# Work item
Only a number is expected: the count of lines in the listing where "medidr" occurs.

═══ Recorded data ═══

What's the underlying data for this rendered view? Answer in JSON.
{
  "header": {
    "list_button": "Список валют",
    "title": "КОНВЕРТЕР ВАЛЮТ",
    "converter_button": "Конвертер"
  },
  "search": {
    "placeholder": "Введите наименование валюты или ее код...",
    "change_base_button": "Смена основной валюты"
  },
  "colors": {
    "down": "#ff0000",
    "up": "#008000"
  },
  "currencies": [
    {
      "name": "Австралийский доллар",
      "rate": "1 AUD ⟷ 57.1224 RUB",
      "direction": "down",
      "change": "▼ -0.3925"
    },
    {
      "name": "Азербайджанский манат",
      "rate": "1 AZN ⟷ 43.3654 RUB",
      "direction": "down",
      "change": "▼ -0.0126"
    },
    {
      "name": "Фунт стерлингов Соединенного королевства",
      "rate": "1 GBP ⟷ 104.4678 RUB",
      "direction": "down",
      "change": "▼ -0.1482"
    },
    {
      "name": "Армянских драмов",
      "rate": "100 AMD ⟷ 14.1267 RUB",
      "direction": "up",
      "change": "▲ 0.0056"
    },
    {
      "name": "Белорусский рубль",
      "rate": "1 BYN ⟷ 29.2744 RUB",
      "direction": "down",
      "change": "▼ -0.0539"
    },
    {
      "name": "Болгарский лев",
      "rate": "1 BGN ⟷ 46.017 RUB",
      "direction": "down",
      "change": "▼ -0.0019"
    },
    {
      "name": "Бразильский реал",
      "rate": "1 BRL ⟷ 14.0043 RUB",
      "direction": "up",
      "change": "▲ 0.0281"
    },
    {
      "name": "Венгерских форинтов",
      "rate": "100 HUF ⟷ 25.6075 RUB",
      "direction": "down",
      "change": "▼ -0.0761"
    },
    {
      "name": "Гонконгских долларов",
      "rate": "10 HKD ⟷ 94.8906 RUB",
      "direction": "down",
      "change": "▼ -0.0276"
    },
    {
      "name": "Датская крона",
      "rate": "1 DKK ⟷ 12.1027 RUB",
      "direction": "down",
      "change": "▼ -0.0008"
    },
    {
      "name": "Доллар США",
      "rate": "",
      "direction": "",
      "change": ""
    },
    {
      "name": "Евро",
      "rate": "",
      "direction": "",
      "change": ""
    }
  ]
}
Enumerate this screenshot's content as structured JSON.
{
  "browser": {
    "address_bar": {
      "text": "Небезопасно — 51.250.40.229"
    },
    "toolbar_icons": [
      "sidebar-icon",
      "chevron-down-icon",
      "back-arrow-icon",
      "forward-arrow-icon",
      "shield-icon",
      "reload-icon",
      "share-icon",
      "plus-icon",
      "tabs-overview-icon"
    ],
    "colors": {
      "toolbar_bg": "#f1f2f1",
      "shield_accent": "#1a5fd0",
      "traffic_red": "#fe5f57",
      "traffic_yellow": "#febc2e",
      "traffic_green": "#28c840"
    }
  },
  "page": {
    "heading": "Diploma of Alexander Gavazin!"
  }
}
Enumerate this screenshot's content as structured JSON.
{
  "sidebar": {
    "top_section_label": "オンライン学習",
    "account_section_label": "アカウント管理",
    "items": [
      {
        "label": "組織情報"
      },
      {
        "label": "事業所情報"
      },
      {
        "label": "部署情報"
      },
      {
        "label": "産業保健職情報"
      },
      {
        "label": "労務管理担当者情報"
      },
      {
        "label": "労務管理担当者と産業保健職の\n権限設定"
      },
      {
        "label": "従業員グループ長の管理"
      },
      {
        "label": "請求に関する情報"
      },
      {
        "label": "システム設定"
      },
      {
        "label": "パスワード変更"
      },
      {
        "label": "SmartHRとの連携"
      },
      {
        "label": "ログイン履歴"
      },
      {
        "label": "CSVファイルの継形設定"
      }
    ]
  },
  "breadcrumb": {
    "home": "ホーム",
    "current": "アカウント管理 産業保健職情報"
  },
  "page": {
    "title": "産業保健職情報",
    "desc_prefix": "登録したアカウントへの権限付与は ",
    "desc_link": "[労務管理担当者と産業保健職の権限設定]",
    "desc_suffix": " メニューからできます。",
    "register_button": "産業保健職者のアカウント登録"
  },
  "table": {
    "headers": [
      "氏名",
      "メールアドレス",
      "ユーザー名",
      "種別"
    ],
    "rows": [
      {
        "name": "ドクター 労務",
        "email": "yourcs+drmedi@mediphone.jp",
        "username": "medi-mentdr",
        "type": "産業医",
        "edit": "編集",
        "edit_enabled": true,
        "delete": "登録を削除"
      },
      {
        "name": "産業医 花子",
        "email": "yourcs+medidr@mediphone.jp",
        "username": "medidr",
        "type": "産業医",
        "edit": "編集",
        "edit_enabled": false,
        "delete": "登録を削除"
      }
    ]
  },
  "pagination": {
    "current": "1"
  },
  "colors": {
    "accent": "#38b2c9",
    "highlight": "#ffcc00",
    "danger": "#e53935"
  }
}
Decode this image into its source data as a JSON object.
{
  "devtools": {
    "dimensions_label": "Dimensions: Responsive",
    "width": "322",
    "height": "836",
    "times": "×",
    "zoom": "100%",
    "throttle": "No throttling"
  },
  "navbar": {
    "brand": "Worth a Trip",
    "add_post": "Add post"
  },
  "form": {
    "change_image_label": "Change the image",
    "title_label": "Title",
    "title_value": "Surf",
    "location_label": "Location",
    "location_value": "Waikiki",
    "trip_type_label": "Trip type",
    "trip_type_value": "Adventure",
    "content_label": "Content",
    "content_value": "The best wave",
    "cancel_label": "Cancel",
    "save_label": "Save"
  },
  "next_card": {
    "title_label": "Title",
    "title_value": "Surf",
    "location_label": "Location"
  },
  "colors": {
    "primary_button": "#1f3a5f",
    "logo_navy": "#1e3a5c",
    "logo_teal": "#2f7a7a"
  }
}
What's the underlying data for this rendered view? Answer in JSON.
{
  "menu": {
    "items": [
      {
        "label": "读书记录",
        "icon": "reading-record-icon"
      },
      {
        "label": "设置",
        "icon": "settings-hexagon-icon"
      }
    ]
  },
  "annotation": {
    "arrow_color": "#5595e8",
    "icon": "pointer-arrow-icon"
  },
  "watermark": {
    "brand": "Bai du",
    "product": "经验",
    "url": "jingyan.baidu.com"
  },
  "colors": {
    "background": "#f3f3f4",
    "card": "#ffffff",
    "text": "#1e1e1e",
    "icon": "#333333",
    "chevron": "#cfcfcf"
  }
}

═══

# Finished exercise
2